Data records for software interfaces:
►
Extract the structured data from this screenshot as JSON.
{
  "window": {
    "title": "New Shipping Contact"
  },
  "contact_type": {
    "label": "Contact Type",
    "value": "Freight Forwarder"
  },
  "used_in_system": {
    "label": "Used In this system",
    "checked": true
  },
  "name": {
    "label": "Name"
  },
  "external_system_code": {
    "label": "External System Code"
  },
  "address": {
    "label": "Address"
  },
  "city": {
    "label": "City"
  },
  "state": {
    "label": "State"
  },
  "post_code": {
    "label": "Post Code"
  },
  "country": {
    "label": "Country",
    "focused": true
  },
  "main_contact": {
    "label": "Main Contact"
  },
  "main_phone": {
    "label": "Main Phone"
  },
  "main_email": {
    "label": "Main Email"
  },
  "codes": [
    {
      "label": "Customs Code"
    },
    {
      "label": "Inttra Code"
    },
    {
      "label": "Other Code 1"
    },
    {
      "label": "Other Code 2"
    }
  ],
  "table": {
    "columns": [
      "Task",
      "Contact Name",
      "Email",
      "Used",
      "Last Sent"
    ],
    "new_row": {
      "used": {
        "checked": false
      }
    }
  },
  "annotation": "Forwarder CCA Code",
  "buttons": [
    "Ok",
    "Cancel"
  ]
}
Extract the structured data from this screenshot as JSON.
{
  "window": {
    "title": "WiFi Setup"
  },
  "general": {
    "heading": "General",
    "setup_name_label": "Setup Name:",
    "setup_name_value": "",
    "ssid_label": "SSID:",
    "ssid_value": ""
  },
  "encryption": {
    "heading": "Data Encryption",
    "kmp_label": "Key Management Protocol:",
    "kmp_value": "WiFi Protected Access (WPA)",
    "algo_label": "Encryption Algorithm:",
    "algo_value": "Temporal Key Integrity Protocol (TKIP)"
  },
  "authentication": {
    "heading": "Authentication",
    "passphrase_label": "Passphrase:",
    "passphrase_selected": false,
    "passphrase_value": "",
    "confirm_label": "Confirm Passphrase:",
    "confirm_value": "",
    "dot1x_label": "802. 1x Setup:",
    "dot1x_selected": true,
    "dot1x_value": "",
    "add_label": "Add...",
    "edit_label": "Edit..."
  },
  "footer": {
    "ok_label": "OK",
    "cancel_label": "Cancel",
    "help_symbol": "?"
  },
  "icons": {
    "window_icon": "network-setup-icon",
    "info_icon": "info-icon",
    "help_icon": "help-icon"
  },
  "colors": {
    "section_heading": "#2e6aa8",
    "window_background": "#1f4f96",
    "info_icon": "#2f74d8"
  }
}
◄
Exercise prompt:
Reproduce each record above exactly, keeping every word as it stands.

Answer for this exercise:
Extract the structured data from this screenshot as JSON.
{
  "window": {
    "title": "New Shipping Contact"
  },
  "contact_type": {
    "label": "Contact Type",
    "value": "Freight Forwarder"
  },
  "used_in_system": {
    "label": "Used In this system",
    "checked": true
  },
  "name": {
    "label": "Name"
  },
  "external_system_code": {
    "label": "External System Code"
  },
  "address": {
    "label": "Address"
  },
  "city": {
    "label": "City"
  },
  "state": {
    "label": "State"
  },
  "post_code": {
    "label": "Post Code"
  },
  "country": {
    "label": "Country",
    "focused": true
  },
  "main_contact": {
    "label": "Main Contact"
  },
  "main_phone": {
    "label": "Main Phone"
  },
  "main_email": {
    "label": "Main Email"
  },
  "codes": [
    {
      "label": "Customs Code"
    },
    {
      "label": "Inttra Code"
    },
    {
      "label": "Other Code 1"
    },
    {
      "label": "Other Code 2"
    }
  ],
  "table": {
    "columns": [
      "Task",
      "Contact Name",
      "Email",
      "Used",
      "Last Sent"
    ],
    "new_row": {
      "used": {
        "checked": false
      }
    }
  },
  "annotation": "Forwarder CCA Code",
  "buttons": [
    "Ok",
    "Cancel"
  ]
}
Extract the structured data from this screenshot as JSON.
{
  "window": {
    "title": "WiFi Setup"
  },
  "general": {
    "heading": "General",
    "setup_name_label": "Setup Name:",
    "setup_name_value": "",
    "ssid_label": "SSID:",
    "ssid_value": ""
  },
  "encryption": {
    "heading": "Data Encryption",
    "kmp_label": "Key Management Protocol:",
    "kmp_value": "WiFi Protected Access (WPA)",
    "algo_label": "Encryption Algorithm:",
    "algo_value": "Temporal Key Integrity Protocol (TKIP)"
  },
  "authentication": {
    "heading": "Authentication",
    "passphrase_label": "Passphrase:",
    "passphrase_selected": false,
    "passphrase_value": "",
    "confirm_label": "Confirm Passphrase:",
    "confirm_value": "",
    "dot1x_label": "802. 1x Setup:",
    "dot1x_selected": true,
    "dot1x_value": "",
    "add_label": "Add...",
    "edit_label": "Edit..."
  },
  "footer": {
    "ok_label": "OK",
    "cancel_label": "Cancel",
    "help_symbol": "?"
  },
  "icons": {
    "window_icon": "network-setup-icon",
    "info_icon": "info-icon",
    "help_icon": "help-icon"
  },
  "colors": {
    "section_heading": "#2e6aa8",
    "window_background": "#1f4f96",
    "info_icon": "#2f74d8"
  }
}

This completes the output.